*Requirement*
Could you restate the entries below word for word?

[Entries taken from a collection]
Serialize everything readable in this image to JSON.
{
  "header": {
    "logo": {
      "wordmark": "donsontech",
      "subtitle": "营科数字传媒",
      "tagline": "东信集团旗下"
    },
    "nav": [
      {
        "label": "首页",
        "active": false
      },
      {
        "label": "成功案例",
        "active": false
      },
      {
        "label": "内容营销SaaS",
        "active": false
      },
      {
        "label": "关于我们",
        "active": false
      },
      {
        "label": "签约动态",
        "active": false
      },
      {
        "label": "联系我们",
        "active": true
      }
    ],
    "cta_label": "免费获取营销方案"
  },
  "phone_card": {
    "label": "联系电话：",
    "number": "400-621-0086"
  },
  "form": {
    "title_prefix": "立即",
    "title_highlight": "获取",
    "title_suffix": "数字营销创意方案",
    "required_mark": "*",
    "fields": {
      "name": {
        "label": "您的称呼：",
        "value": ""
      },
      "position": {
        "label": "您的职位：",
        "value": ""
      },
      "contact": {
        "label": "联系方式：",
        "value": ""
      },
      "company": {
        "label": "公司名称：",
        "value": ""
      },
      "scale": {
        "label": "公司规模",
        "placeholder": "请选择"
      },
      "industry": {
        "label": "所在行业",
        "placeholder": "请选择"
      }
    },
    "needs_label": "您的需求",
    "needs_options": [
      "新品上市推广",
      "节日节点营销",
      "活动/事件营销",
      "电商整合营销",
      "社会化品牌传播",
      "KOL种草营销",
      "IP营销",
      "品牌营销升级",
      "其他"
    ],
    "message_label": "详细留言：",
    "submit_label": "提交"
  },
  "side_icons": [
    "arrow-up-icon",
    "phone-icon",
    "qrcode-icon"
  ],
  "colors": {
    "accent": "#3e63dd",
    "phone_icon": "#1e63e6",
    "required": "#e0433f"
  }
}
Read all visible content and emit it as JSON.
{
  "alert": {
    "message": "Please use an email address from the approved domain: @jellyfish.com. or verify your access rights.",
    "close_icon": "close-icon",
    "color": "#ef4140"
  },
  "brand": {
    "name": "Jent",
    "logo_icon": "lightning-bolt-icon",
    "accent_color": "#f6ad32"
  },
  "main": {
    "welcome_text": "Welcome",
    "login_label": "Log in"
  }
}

*The completed task*
Serialize everything readable in this image to JSON.
{
  "header": {
    "logo": {
      "wordmark": "donsontech",
      "subtitle": "营科数字传媒",
      "tagline": "东信集团旗下"
    },
    "nav": [
      {
        "label": "首页",
        "active": false
      },
      {
        "label": "成功案例",
        "active": false
      },
      {
        "label": "内容营销SaaS",
        "active": false
      },
      {
        "label": "关于我们",
        "active": false
      },
      {
        "label": "签约动态",
        "active": false
      },
      {
        "label": "联系我们",
        "active": true
      }
    ],
    "cta_label": "免费获取营销方案"
  },
  "phone_card": {
    "label": "联系电话：",
    "number": "400-621-0086"
  },
  "form": {
    "title_prefix": "立即",
    "title_highlight": "获取",
    "title_suffix": "数字营销创意方案",
    "required_mark": "*",
    "fields": {
      "name": {
        "label": "您的称呼：",
        "value": ""
      },
      "position": {
        "label": "您的职位：",
        "value": ""
      },
      "contact": {
        "label": "联系方式：",
        "value": ""
      },
      "company": {
        "label": "公司名称：",
        "value": ""
      },
      "scale": {
        "label": "公司规模",
        "placeholder": "请选择"
      },
      "industry": {
        "label": "所在行业",
        "placeholder": "请选择"
      }
    },
    "needs_label": "您的需求",
    "needs_options": [
      "新品上市推广",
      "节日节点营销",
      "活动/事件营销",
      "电商整合营销",
      "社会化品牌传播",
      "KOL种草营销",
      "IP营销",
      "品牌营销升级",
      "其他"
    ],
    "message_label": "详细留言：",
    "submit_label": "提交"
  },
  "side_icons": [
    "arrow-up-icon",
    "phone-icon",
    "qrcode-icon"
  ],
  "colors": {
    "accent": "#3e63dd",
    "phone_icon": "#1e63e6",
    "required": "#e0433f"
  }
}
Read all visible content and emit it as JSON.
{
  "alert": {
    "message": "Please use an email address from the approved domain: @jellyfish.com. or verify your access rights.",
    "close_icon": "close-icon",
    "color": "#ef4140"
  },
  "brand": {
    "name": "Jent",
    "logo_icon": "lightning-bolt-icon",
    "accent_color": "#f6ad32"
  },
  "main": {
    "welcome_text": "Welcome",
    "login_label": "Log in"
  }
}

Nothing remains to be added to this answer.